◆ WHAT TO WORK ON ◆
Your task is to work out how many lines in the data include the word "Problems". Reply with the number alone.

◆ RECORDS SHOWN ◆
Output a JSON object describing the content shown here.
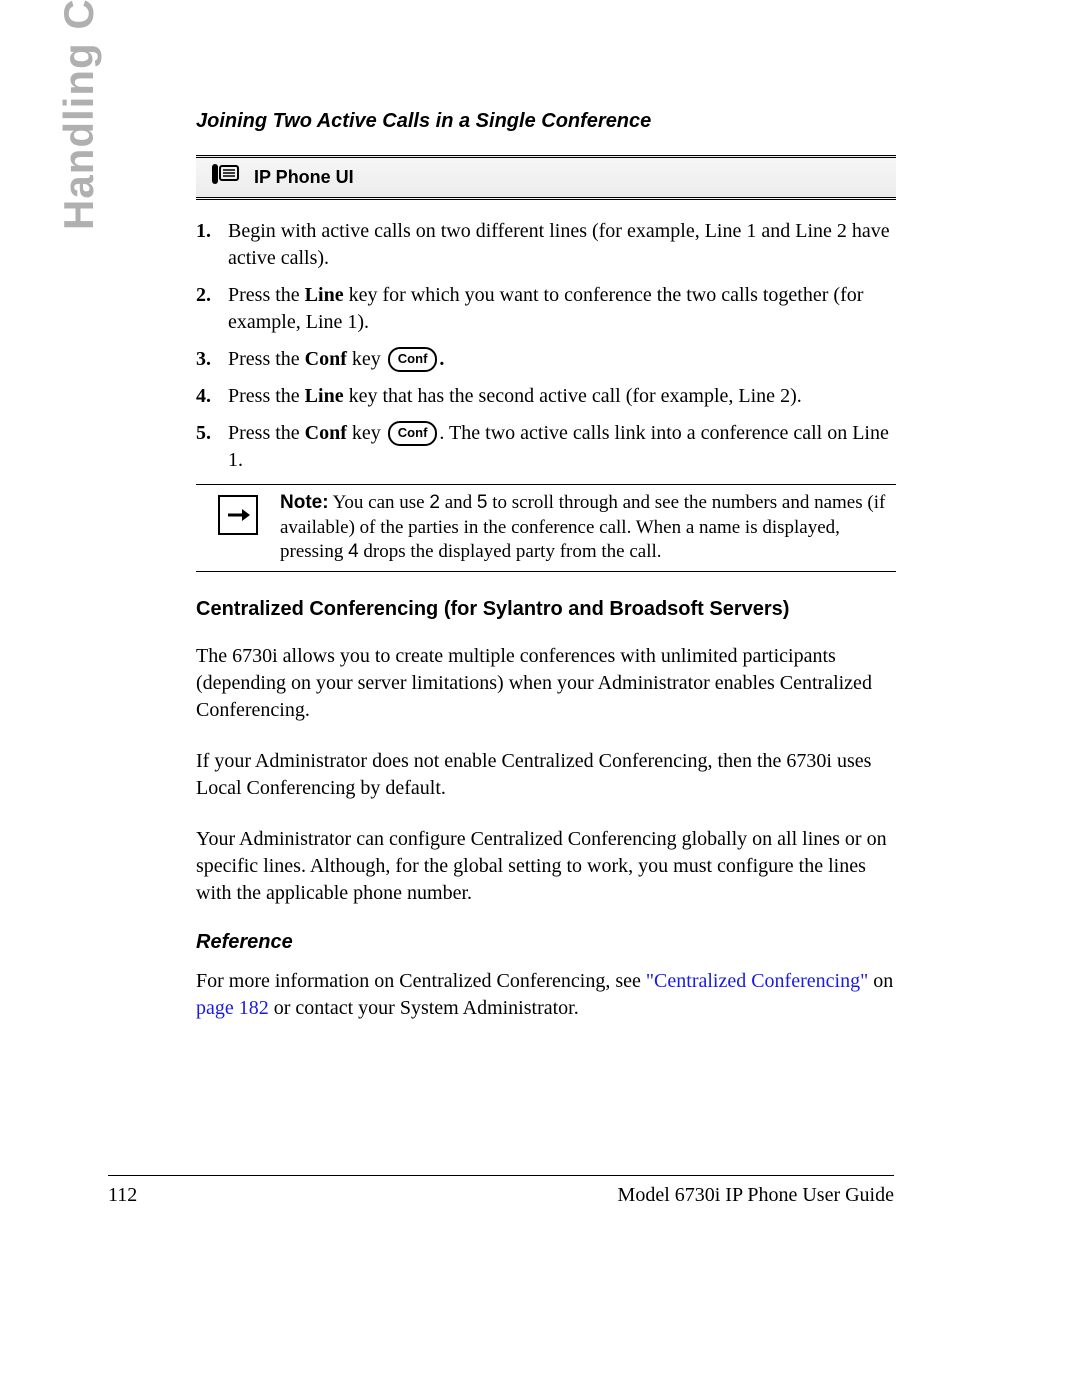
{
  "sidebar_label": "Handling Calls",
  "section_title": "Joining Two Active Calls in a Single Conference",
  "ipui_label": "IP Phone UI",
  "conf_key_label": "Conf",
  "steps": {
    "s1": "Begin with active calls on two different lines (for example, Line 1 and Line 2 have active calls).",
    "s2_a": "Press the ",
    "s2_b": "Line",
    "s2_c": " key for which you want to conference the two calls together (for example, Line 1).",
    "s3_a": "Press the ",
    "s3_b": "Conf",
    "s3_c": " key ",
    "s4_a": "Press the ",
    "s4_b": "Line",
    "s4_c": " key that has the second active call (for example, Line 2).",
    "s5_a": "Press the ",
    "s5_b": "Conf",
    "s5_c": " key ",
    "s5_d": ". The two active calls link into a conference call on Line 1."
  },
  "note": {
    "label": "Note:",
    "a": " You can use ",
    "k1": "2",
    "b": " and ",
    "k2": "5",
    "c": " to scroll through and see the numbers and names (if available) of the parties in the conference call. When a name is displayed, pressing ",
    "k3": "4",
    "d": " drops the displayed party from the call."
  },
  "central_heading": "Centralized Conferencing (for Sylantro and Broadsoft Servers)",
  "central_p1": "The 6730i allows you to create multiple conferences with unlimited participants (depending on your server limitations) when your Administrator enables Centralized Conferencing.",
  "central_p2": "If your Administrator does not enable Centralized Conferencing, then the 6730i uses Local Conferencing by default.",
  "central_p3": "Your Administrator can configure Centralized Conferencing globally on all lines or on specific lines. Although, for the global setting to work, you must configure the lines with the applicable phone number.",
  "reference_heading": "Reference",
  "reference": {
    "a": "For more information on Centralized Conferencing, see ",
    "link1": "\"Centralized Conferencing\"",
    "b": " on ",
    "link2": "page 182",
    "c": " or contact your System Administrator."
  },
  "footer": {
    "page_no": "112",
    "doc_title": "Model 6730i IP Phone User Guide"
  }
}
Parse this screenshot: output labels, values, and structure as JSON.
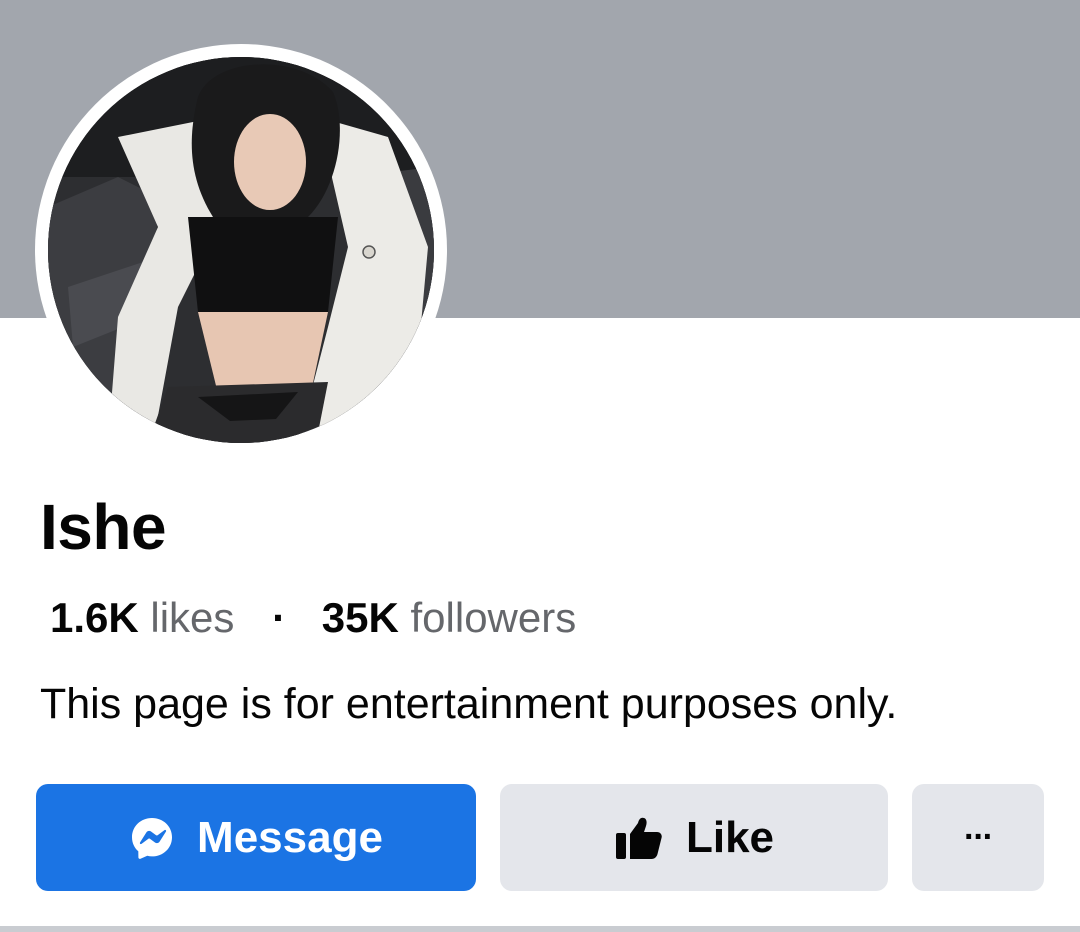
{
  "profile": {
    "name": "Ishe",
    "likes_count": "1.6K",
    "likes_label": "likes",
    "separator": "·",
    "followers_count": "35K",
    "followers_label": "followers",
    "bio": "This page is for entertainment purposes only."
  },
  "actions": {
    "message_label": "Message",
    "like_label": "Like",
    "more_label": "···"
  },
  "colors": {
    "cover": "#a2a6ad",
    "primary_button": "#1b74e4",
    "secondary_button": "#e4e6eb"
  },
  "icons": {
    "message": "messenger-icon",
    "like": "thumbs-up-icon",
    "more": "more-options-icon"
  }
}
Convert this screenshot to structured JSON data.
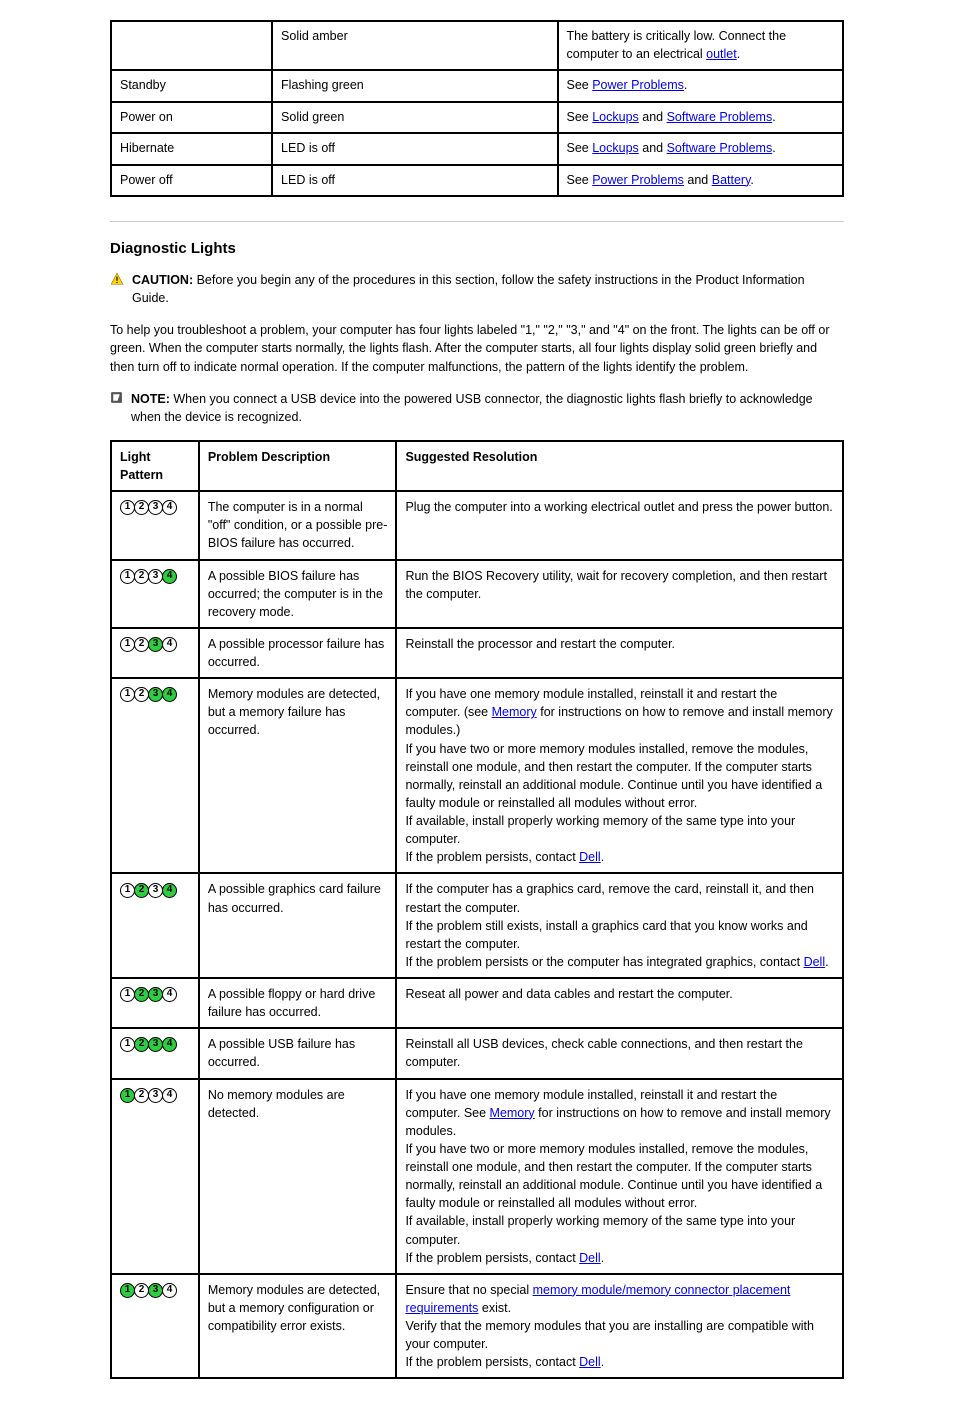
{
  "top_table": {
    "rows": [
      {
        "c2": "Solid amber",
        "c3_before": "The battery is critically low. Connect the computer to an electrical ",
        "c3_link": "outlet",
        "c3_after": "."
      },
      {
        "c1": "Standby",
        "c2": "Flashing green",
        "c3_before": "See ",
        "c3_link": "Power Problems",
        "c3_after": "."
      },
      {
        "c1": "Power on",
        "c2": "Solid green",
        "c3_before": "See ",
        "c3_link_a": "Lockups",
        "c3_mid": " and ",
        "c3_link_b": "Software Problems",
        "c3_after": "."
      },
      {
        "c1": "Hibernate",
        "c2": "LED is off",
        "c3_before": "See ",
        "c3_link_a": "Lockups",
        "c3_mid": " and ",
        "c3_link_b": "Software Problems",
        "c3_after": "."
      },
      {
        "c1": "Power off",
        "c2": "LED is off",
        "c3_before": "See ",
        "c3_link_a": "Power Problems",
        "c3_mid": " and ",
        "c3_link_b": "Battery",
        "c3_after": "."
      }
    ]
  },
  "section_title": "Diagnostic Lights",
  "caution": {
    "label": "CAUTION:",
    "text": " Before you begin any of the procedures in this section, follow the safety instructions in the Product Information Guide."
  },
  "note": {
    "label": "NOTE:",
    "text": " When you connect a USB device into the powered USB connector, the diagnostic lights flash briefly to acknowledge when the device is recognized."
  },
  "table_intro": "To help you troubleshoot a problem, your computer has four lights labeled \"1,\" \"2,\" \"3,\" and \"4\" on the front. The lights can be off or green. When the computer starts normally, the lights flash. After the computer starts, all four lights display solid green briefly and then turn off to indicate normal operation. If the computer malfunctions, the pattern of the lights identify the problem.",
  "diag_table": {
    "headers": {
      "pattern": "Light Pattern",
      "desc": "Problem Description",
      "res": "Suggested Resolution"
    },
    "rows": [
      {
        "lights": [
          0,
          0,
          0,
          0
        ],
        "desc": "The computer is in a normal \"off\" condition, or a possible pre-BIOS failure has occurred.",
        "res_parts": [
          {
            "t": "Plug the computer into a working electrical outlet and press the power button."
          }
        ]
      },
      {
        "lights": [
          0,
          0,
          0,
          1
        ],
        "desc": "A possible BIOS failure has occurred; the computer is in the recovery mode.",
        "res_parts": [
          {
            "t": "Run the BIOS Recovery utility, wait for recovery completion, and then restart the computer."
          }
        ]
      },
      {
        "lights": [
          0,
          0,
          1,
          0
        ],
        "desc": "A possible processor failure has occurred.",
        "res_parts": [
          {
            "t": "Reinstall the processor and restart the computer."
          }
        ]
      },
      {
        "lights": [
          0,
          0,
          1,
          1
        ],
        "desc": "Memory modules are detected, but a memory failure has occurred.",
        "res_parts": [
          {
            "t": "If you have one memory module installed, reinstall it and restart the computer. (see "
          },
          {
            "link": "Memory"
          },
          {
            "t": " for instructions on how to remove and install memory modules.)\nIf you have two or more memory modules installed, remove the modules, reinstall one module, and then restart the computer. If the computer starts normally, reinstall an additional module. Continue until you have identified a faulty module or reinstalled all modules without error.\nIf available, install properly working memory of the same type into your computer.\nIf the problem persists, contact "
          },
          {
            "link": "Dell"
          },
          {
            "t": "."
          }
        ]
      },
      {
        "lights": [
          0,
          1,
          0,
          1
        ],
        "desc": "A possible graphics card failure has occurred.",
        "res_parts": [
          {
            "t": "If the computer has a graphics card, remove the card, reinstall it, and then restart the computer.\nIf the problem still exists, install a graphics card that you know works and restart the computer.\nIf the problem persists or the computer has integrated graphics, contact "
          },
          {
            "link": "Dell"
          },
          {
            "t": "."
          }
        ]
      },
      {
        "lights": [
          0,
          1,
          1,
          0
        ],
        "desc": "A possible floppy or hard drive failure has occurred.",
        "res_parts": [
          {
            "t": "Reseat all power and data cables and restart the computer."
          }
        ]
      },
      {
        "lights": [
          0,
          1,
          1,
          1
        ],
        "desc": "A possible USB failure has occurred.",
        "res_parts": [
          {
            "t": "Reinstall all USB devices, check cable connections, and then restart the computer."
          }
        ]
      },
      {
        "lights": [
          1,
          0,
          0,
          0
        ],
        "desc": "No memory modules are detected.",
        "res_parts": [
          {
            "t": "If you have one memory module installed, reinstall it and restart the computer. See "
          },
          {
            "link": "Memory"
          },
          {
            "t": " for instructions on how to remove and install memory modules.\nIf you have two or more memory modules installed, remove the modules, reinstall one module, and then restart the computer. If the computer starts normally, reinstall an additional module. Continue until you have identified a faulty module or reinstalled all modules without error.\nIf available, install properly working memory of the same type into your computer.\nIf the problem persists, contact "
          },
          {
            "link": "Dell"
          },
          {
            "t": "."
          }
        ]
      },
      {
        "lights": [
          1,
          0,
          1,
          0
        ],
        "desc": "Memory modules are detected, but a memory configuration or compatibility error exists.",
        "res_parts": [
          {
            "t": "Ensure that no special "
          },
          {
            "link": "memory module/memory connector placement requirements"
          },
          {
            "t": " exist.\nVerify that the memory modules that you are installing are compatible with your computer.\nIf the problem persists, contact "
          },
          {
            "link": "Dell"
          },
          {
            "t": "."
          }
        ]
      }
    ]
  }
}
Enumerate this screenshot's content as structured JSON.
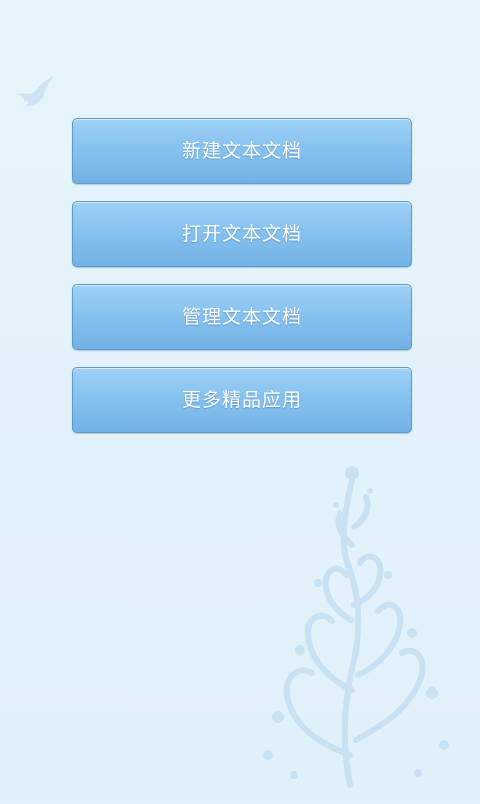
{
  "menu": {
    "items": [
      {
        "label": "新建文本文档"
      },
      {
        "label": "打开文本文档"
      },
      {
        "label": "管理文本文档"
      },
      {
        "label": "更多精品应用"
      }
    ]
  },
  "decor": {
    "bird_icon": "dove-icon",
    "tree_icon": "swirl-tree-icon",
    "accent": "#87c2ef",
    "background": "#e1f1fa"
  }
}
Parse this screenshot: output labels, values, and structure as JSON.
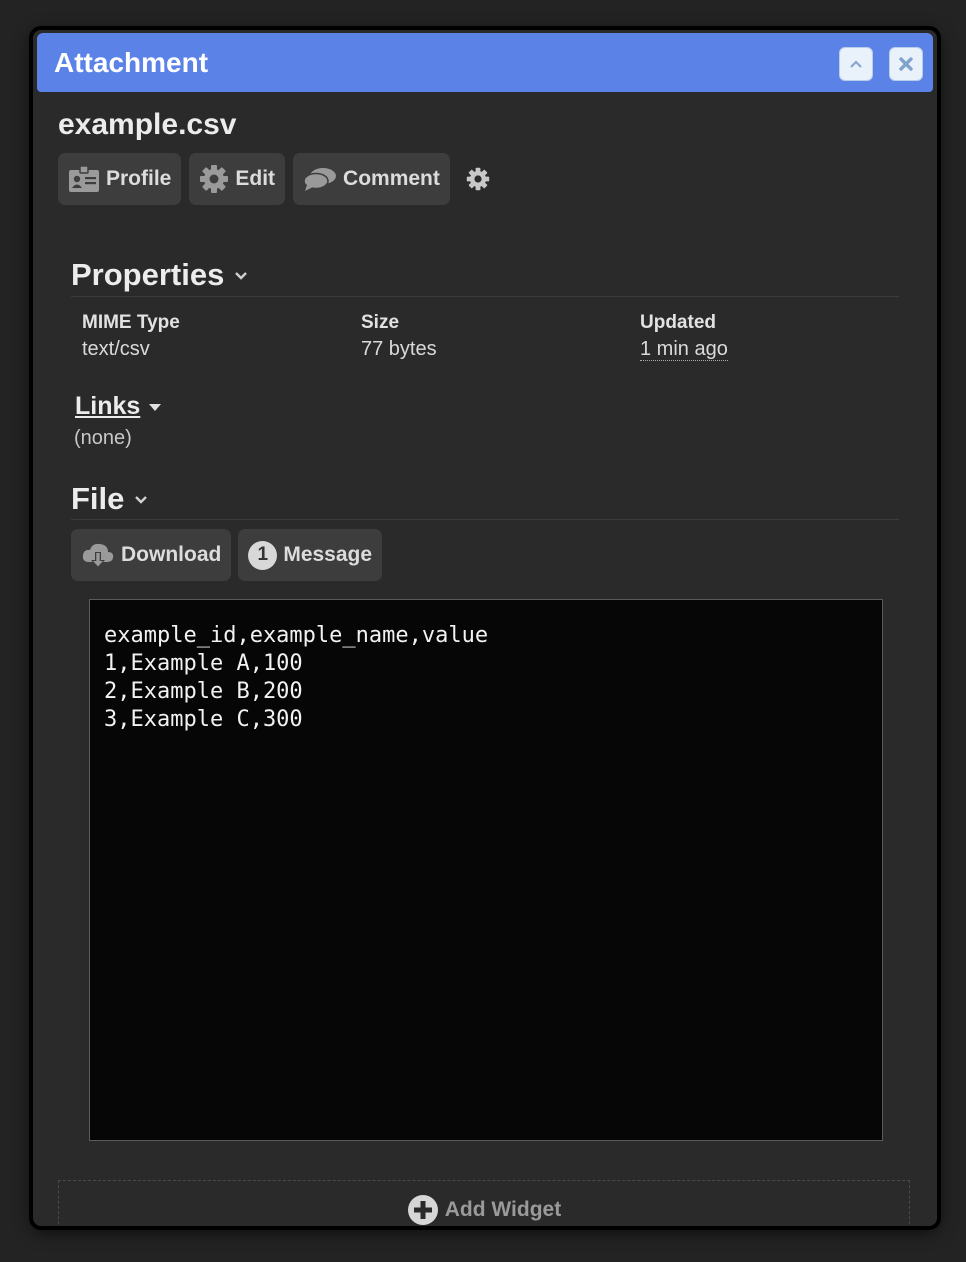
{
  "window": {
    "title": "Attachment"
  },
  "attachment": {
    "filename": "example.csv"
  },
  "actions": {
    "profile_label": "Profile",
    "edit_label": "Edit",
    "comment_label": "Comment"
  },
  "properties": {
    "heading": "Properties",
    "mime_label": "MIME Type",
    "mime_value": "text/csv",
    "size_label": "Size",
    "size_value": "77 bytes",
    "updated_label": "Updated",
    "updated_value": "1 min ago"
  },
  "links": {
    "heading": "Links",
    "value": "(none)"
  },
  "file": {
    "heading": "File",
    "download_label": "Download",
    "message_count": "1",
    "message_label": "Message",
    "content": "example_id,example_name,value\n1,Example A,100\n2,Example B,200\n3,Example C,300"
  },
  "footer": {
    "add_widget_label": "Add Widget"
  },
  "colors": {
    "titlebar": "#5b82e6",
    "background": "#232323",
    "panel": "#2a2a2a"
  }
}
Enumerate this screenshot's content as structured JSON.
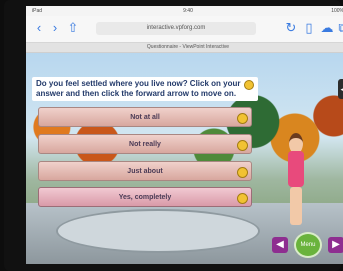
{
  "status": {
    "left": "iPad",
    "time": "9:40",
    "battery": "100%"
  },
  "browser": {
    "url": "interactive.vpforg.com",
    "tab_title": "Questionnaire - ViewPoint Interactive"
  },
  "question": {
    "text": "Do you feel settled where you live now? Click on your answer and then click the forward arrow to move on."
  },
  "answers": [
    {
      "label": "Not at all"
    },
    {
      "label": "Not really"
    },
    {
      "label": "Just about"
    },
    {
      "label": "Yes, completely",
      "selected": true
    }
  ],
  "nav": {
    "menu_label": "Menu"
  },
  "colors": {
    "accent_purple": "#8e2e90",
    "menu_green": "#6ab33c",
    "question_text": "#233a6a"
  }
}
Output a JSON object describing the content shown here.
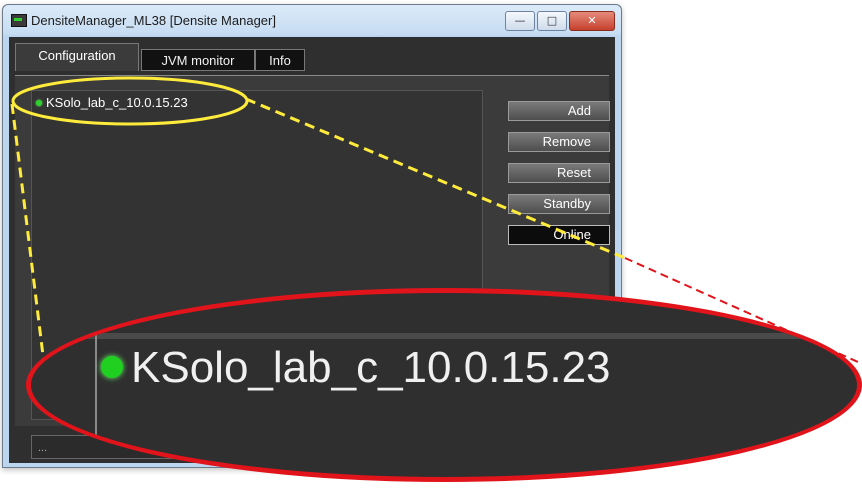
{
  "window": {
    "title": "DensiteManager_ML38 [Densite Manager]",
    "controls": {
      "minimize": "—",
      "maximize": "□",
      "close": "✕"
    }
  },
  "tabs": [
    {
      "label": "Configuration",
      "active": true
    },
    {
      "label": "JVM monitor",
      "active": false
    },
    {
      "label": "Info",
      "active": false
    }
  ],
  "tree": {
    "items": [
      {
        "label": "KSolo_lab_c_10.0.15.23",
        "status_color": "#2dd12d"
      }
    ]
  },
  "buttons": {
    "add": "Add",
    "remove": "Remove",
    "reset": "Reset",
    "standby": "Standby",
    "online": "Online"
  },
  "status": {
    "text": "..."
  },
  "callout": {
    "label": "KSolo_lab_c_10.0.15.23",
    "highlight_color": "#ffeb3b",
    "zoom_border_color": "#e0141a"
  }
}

◆ YOUR RESPONSE ◆
4